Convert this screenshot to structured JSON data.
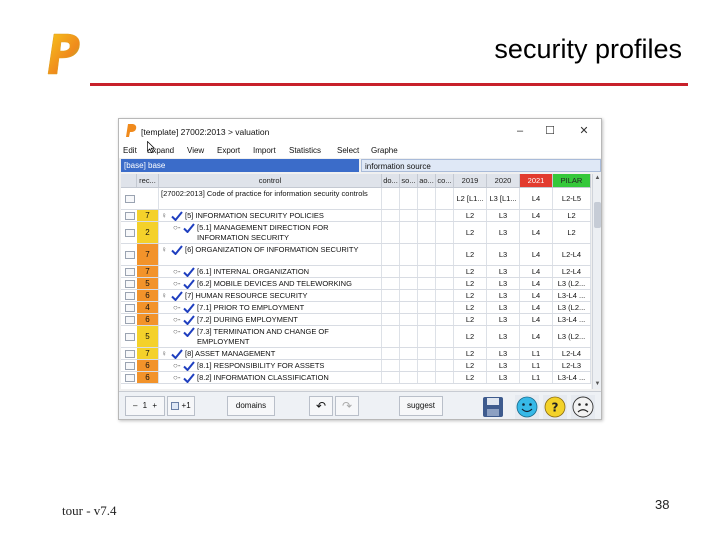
{
  "slide": {
    "title": "security profiles",
    "footer": "tour - v7.4",
    "page_number": "38",
    "accent_color": "#c8202a"
  },
  "window": {
    "title": "[template] 27002:2013 > valuation",
    "controls": {
      "minimize": "–",
      "maximize": "☐",
      "close": "✕"
    }
  },
  "menu": [
    "Edit",
    "Expand",
    "View",
    "Export",
    "Import",
    "Statistics",
    "Select",
    "Graphe"
  ],
  "filter": {
    "value": "[base] base",
    "info": "information source"
  },
  "columns": {
    "rec": "rec...",
    "control": "control",
    "do": "do...",
    "so": "so...",
    "ao": "ao...",
    "co": "co...",
    "c2019": "2019",
    "c2020": "2020",
    "c2021": "2021",
    "pilar": "PILAR"
  },
  "column_colors": {
    "c2021": "#e23b2e",
    "pilar": "#35c83a"
  },
  "rows": [
    {
      "rec": "",
      "recColor": "",
      "expand": "",
      "icon": "",
      "indent": 0,
      "control": "[27002:2013] Code of practice for information security controls",
      "c2019": "L2 [L1...",
      "c2020": "L3 [L1...",
      "c2021": "L4",
      "pilar": "L2-L5",
      "lines": 2
    },
    {
      "rec": "7",
      "recColor": "#f4d12a",
      "expand": "♀",
      "icon": "check",
      "indent": 1,
      "control": "[5] INFORMATION SECURITY POLICIES",
      "c2019": "L2",
      "c2020": "L3",
      "c2021": "L4",
      "pilar": "L2",
      "lines": 1
    },
    {
      "rec": "2",
      "recColor": "#f4d12a",
      "expand": "○-",
      "icon": "check",
      "indent": 2,
      "control": "[5.1] MANAGEMENT DIRECTION FOR INFORMATION SECURITY",
      "c2019": "L2",
      "c2020": "L3",
      "c2021": "L4",
      "pilar": "L2",
      "lines": 2
    },
    {
      "rec": "7",
      "recColor": "#f2932a",
      "expand": "♀",
      "icon": "check",
      "indent": 1,
      "control": "[6] ORGANIZATION OF INFORMATION SECURITY",
      "c2019": "L2",
      "c2020": "L3",
      "c2021": "L4",
      "pilar": "L2-L4",
      "lines": 2
    },
    {
      "rec": "7",
      "recColor": "#f2932a",
      "expand": "○-",
      "icon": "check",
      "indent": 2,
      "control": "[6.1] INTERNAL ORGANIZATION",
      "c2019": "L2",
      "c2020": "L3",
      "c2021": "L4",
      "pilar": "L2-L4",
      "lines": 1
    },
    {
      "rec": "5",
      "recColor": "#f2932a",
      "expand": "○-",
      "icon": "check",
      "indent": 2,
      "control": "[6.2] MOBILE DEVICES AND TELEWORKING",
      "c2019": "L2",
      "c2020": "L3",
      "c2021": "L4",
      "pilar": "L3 (L2...",
      "lines": 1
    },
    {
      "rec": "6",
      "recColor": "#f2932a",
      "expand": "♀",
      "icon": "check",
      "indent": 1,
      "control": "[7] HUMAN RESOURCE SECURITY",
      "c2019": "L2",
      "c2020": "L3",
      "c2021": "L4",
      "pilar": "L3-L4 ...",
      "lines": 1
    },
    {
      "rec": "4",
      "recColor": "#f2932a",
      "expand": "○-",
      "icon": "check",
      "indent": 2,
      "control": "[7.1] PRIOR TO EMPLOYMENT",
      "c2019": "L2",
      "c2020": "L3",
      "c2021": "L4",
      "pilar": "L3 (L2...",
      "lines": 1
    },
    {
      "rec": "6",
      "recColor": "#f2932a",
      "expand": "○-",
      "icon": "check",
      "indent": 2,
      "control": "[7.2] DURING EMPLOYMENT",
      "c2019": "L2",
      "c2020": "L3",
      "c2021": "L4",
      "pilar": "L3-L4 ...",
      "lines": 1
    },
    {
      "rec": "5",
      "recColor": "#f4d12a",
      "expand": "○-",
      "icon": "check",
      "indent": 2,
      "control": "[7.3] TERMINATION AND CHANGE OF EMPLOYMENT",
      "c2019": "L2",
      "c2020": "L3",
      "c2021": "L4",
      "pilar": "L3 (L2...",
      "lines": 2
    },
    {
      "rec": "7",
      "recColor": "#f4d12a",
      "expand": "♀",
      "icon": "check",
      "indent": 1,
      "control": "[8] ASSET MANAGEMENT",
      "c2019": "L2",
      "c2020": "L3",
      "c2021": "L1",
      "pilar": "L2-L4",
      "lines": 1
    },
    {
      "rec": "6",
      "recColor": "#f2932a",
      "expand": "○-",
      "icon": "check",
      "indent": 2,
      "control": "[8.1] RESPONSIBILITY FOR ASSETS",
      "c2019": "L2",
      "c2020": "L3",
      "c2021": "L1",
      "pilar": "L2-L3",
      "lines": 1
    },
    {
      "rec": "6",
      "recColor": "#f2932a",
      "expand": "○-",
      "icon": "check",
      "indent": 2,
      "control": "[8.2] INFORMATION CLASSIFICATION",
      "c2019": "L2",
      "c2020": "L3",
      "c2021": "L1",
      "pilar": "L3-L4 ...",
      "lines": 1
    }
  ],
  "toolbar": {
    "level_value": "1",
    "plus_label": "+1",
    "domains": "domains",
    "undo": "↶",
    "redo": "↷",
    "suggest": "suggest"
  }
}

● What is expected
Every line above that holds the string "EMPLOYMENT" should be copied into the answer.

● Result of the exercise
      "control": "[7.1] PRIOR TO EMPLOYMENT",
      "control": "[7.2] DURING EMPLOYMENT",
      "control": "[7.3] TERMINATION AND CHANGE OF EMPLOYMENT",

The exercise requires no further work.